I’m a bit behind on my book reviews (again), so here’s a post reviewing the two most recent that’ve come my way. As per my usual book review policy, I accepted review copies of both books, but no other compensation.
A Modern Christmas Carol by Bob Seidensticker
My Patheos colleague Bob Seidensticker has written a novelette, A Modern Christmas Carol, that adapts the Dickens story to advance a moral of rationalism. His Scrooge character is named Nathan Thorpe, an arrogant superstar televangelist who’s accumulated a massive fortune through his media empire, but who still grapples with private doubts about Christianity he hasn’t been able to suppress. Besides him, the other primary character is Thorpe’s secretary, Kay, who struggles with an abusive husband and a daughter with a chronic heart condition, both because of her boss’ teachings against divorce and abortion. There’s also an activist working for a religious accountability organization who’s pressuring Thorpe’s ministry to open its books, which he resists because of the vast wealth he’s selfishly accumulated.
You know how the old story goes, but Seidensticker has some fun with it. There are some nice touches, like how the Marley character, Thorpe’s old mentor Lloyd, has to spend eternity not wrapped in chains but burdened by the weight of all the worthless religious trinkets he used to give away through his ministry in exchange for donations. Another scene that works especially well is when the Ghost of Christmas Present takes Thorpe to see two of his donors: an ailing elderly couple, living in grinding poverty, who are persuaded by his televised sermons to give away much of the tiny amount of money they have.
It’s a brief but well-written book, taking just a few quick strokes to paint a remarkably realistic picture of the life of an alienated, arrogant TV preacher, and working in a surprisingly convincing set of arguments for atheism besides. (My favorite: “Why is faith necessary when that’s all a false religion would be based on?” [p.24])
On the other hand, I don’t want to put too much weight on what’s essentially an allegory, but I do have to say that the “Christmas Carol” motif, with its inherent supernaturalism, fits awkwardly with the book’s conclusion advocating rational skepticism. Even before his conversion, Thorpe is very matter-of-fact about his ghostly visitations, though you might expect a minister to wonder at least a little about how these beings fit into his theology.Atheism for Dummies by Dale McGowan
My colleague Dale McGowan was approached by the publishers of the popular “For Dummies” series to write a book on atheism. If the “Dummies” imprint led you to expect a lightweight, cursory treatment of what atheism is, prepare to be surprised! Despite its cartoony layout, it’s actually a quite detailed look at atheism both ancient and modern.

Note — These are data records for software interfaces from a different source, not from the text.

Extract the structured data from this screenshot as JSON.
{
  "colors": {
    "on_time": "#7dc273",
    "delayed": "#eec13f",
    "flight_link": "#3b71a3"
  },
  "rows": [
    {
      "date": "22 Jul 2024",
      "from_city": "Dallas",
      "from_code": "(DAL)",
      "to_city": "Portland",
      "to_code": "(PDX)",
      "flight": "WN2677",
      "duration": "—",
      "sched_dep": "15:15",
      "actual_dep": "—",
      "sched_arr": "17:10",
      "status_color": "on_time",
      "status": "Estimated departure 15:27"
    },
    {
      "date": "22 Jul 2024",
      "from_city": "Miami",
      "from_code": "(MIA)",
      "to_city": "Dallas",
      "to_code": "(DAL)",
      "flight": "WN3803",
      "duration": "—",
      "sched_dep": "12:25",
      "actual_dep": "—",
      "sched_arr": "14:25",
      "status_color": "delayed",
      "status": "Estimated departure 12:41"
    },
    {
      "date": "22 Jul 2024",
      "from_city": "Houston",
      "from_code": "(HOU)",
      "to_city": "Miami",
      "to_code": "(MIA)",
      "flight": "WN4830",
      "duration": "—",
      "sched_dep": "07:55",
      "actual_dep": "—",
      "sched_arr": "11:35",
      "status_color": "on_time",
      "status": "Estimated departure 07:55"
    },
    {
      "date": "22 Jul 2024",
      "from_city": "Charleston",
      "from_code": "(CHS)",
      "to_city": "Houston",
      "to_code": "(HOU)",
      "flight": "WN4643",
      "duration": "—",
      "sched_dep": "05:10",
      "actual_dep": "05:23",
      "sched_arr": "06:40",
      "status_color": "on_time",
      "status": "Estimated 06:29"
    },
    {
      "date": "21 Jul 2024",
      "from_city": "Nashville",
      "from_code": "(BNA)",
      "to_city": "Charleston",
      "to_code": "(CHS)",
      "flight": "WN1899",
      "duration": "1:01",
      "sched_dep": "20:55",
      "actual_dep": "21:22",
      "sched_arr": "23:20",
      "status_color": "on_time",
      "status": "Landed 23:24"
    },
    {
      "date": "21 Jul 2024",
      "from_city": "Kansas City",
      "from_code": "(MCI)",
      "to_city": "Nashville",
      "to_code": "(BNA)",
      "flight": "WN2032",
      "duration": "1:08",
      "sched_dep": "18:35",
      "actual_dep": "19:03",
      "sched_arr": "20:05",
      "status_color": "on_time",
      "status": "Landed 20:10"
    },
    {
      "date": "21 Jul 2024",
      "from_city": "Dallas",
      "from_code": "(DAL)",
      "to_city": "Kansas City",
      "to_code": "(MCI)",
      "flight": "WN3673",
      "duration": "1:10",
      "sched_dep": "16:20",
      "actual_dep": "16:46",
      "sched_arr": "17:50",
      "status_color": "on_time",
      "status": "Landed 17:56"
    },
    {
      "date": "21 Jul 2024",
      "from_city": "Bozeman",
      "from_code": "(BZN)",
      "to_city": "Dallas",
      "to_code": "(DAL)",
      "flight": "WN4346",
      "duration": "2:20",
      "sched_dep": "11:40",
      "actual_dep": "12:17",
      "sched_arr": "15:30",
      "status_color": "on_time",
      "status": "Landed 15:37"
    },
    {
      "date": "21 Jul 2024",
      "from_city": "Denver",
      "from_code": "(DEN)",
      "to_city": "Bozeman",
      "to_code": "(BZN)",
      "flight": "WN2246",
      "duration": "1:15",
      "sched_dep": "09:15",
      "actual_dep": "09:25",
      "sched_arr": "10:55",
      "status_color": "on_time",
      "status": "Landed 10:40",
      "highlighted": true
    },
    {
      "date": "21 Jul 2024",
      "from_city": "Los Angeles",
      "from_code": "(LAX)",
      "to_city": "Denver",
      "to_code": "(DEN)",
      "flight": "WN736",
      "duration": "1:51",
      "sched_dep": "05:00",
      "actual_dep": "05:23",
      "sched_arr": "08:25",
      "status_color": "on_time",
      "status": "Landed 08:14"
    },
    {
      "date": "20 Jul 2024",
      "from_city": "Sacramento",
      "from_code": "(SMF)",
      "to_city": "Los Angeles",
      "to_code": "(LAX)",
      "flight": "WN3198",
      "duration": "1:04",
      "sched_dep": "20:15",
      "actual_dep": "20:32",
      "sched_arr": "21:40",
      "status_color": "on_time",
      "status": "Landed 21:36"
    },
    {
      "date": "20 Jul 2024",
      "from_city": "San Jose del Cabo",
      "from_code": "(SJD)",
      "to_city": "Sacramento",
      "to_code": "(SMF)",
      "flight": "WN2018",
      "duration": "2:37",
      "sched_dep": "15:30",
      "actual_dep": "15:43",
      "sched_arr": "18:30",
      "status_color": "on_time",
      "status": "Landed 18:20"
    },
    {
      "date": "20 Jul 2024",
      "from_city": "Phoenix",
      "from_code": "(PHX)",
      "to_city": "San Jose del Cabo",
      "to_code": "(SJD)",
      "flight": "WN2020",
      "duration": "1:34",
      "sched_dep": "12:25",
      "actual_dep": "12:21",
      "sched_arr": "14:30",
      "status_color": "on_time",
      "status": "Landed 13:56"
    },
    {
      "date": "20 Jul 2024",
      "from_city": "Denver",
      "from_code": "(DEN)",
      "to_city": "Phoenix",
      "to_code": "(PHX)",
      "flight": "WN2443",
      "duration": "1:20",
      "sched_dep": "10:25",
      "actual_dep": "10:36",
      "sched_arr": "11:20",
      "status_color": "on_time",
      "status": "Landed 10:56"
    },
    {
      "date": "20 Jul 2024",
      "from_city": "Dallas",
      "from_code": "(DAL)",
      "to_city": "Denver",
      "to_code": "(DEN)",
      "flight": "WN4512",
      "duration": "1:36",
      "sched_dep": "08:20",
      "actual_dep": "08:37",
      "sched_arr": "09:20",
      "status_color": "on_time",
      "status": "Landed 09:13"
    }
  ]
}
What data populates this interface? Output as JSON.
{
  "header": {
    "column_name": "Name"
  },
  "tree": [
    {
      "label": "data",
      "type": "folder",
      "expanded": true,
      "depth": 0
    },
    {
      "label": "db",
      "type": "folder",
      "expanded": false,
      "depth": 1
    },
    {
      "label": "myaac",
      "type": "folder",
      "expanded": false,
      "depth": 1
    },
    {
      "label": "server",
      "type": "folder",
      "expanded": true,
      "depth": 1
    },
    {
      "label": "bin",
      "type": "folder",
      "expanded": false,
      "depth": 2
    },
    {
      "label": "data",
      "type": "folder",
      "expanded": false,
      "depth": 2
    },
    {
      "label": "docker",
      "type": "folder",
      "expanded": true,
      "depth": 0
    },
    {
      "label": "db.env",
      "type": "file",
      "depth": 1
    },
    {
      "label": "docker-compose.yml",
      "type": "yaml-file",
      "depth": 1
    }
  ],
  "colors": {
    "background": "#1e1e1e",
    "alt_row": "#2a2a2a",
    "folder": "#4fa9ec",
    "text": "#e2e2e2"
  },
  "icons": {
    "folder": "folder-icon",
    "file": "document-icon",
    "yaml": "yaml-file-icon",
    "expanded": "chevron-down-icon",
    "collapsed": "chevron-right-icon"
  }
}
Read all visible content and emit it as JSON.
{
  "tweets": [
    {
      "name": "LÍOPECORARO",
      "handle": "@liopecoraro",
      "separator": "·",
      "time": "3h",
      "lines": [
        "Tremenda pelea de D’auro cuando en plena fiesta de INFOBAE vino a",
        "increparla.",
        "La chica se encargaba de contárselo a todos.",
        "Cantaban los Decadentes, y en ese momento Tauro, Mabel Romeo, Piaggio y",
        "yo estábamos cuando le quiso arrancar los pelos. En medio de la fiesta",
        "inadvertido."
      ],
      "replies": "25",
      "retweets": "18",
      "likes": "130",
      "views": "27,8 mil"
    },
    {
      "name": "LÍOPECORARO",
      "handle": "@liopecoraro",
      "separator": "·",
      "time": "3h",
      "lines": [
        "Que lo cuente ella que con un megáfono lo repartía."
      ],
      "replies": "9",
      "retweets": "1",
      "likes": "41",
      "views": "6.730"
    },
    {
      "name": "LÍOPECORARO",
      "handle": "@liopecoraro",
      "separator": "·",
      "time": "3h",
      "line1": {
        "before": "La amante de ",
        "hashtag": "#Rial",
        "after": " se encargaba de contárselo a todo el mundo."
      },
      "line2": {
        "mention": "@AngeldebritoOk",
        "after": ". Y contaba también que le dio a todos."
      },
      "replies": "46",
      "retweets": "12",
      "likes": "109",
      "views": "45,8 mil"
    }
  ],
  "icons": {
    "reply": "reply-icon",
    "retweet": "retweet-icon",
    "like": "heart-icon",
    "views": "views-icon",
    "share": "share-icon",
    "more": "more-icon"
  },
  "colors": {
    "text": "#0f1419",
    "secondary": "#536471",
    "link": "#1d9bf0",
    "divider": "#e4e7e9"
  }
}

McGowan begins by defining atheism and the many labels that cluster with it (deists agnostics, secular humanists, pantheists). He explains, gently but unapologetically, why atheists don’t believe in gods and lays out the positive values we do hold instead, including a detailed exploration of secular morality. He also briefly describes his own deconversion story.
The second part surveys atheism in the ancient world, following in the footsteps of authors like Jennifer Michael Hecht’s Doubt: A History. But McGowan’s treatment is remarkably thorough, and even covers some territory I haven’t seen before. He cites godlessness in some surprising places, including not just the requisite chapters on Greece, medieval Europe and the Enlightenment, but ancient India and China, even the Islamic world at the height of its imperial power and ambition. He names and quotes many freethinking personages throughout history, including some I didn’t know of and want to learn more about, like the ancient Chinese nontheist philosophers Xun Zi and Mencius, the Jain teacher Jinasena, the firebrand ex-Muslim theologian al-Rawandi, and the 20th-century Indian activist Gora. He even finds religious doubt in the Viking sagas of medieval Iceland. Following this, there’s a detailed summary of developments in the last hundred years, including the emergence of modern humanism in the 20th century, the growing ranks of the godless at the dawn of the 21st century, and the more recent rise of the New Atheist movement.
One thing I especially appreciated is that he devotes a whole chapter to the role of humor and satire in fomenting godlessness, a tactic that’s long deserved the prominent role it’s given here. He closes by citing some of the better-known atheist books for readers who want to find out more, as well as some of the prominent blogs and other internet references. (Full disclosure: He cites my blog among them, calling it “smart and thoughtful” and “one of the best voices in atheist opinion”. I’m blushing!)
All in all, I think this book more than stands on its own among works on atheist philosophy and history. So, let’s talk about that title. I have no idea whether it makes this book more or less likely to be read by the people who need to see it most; I can readily come up with arguments for both sides. What do you think?